29/05/2012 14:03 BST | Updated 29/07/2012 06:12 BST

Why the GM Wheat Trials at Rothamsted Give Me Pause for Thought

I knew the issues surrounding GM food were controversial but never did I imagine that my taking part in a protest would induce such a backlash. Naive? Possibly. Bewildered? Definitely. One of the Green Party's greatest strengths is its fierce emphasis on democracy and freedom of speech. Do we all of us agree all of the time? Absolutely not. We wouldn't move forward as a party if we did. So while I knew there would be fall out from my decision to attend I hadn't expected a lack of debate or listening.

I was never advocating violence. Not that I think strong protests don't have its place in society; look at the passion behind the student demonstrations against the Vietman War. They were instrumental in changing public opinion and withdrawing American troops. But I think perhaps I had never explained properly my reasons for protesting against the GM trial at Rothamsted. This was not about pre-meditated violence but about a community feeling hopeless and voiceless. I wanted to lend support to those who feel are dismissed as "luddites" for expressing their concerns over the GM trial.

An accusation which I am heartily sick of seeing is that the Greens are "anti-science". Some people think that to be an environmentalist and a progressive scientific thinker are mutually exclusive. What rot. As a society, scientific research is imperative for us to progress and evolve. What I am not in favour of is research taking place where not enough safety measures have been put in place or I feel that publicly funded research will be hijacked by commercialism. The debates over the science seem to be in danger of masking the bigger issue - the production of patentable plants. At the moment, especially in light of the lobbying scandal, the separation of big business, with the emphasis on profit and huge capacity for lobbying politicians, from independent scientific research seems unlikely.

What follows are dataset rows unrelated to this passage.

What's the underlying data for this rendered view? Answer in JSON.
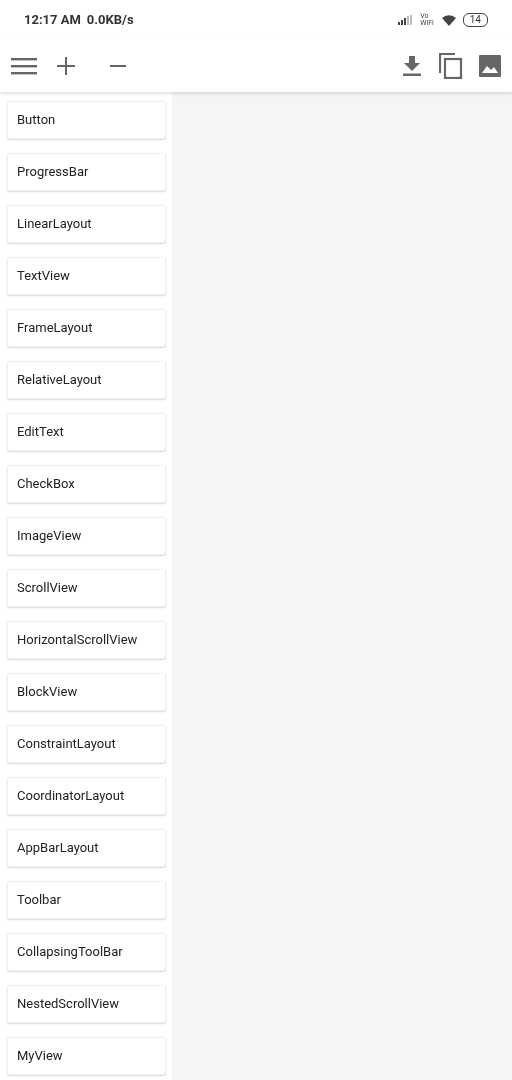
{
  "status_bar": {
    "time": "12:17 AM",
    "speed": "0.0KB/s",
    "network_label": "Vo\nWiFi",
    "battery": "14"
  },
  "palette": [
    "Button",
    "ProgressBar",
    "LinearLayout",
    "TextView",
    "FrameLayout",
    "RelativeLayout",
    "EditText",
    "CheckBox",
    "ImageView",
    "ScrollView",
    "HorizontalScrollView",
    "BlockView",
    "ConstraintLayout",
    "CoordinatorLayout",
    "AppBarLayout",
    "Toolbar",
    "CollapsingToolBar",
    "NestedScrollView",
    "MyView"
  ]
}
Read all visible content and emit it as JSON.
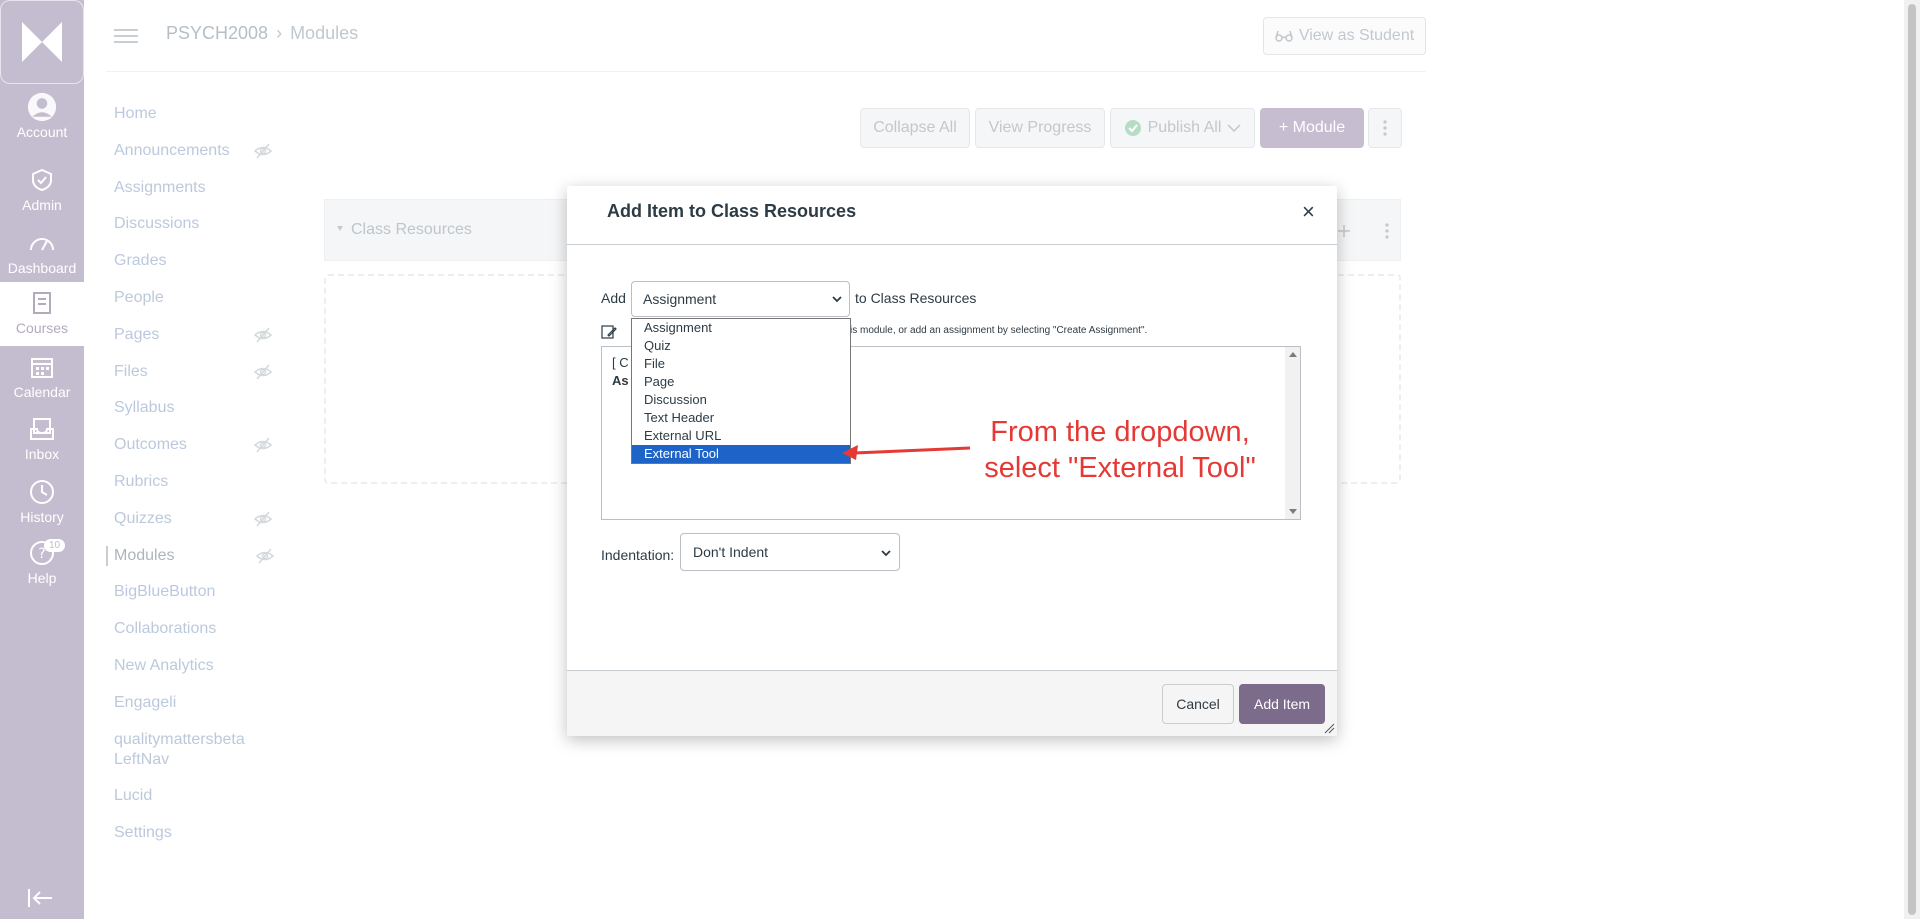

On Sunday, after our friendly picnic and listening to a band, it became clear that the police wouldn't let us anywhere near the GM field, so most people simply went and sat at the entrance to a public footpath where the police line prevented them moving any farther.

Despite the savvy pro GM PR campaign from Rothamsted and the "eminently reasonable" arguments presented by the scientists, most campaigners and the public at large subscribe to the precautionary principle when it comes to GM. Safety concerns and the bottom line are not good bedfellows.

The world still produces enough food for its population. Instead of developing and investing in unnecessary GM crops, surely the overriding priority for the scientific community, policymakers and politicians is to work towards solving the problem of food losses. The FAO have calculated that 1.3 billion tons of edible parts of food produced for human consumption gets lost or wasted globally every year. This is an incredible one third of total production. Take the recent bumper harvest in India this year. Millions of tons of wheat are rotting because India ran out of warehouse space to store it whilst at the same time hundreds of thousands of its citizens are starving. Solving systemic problems such as these must surely take precedence over promoting GM technology and the fallacy that it is the only way to solve the world's food crisis.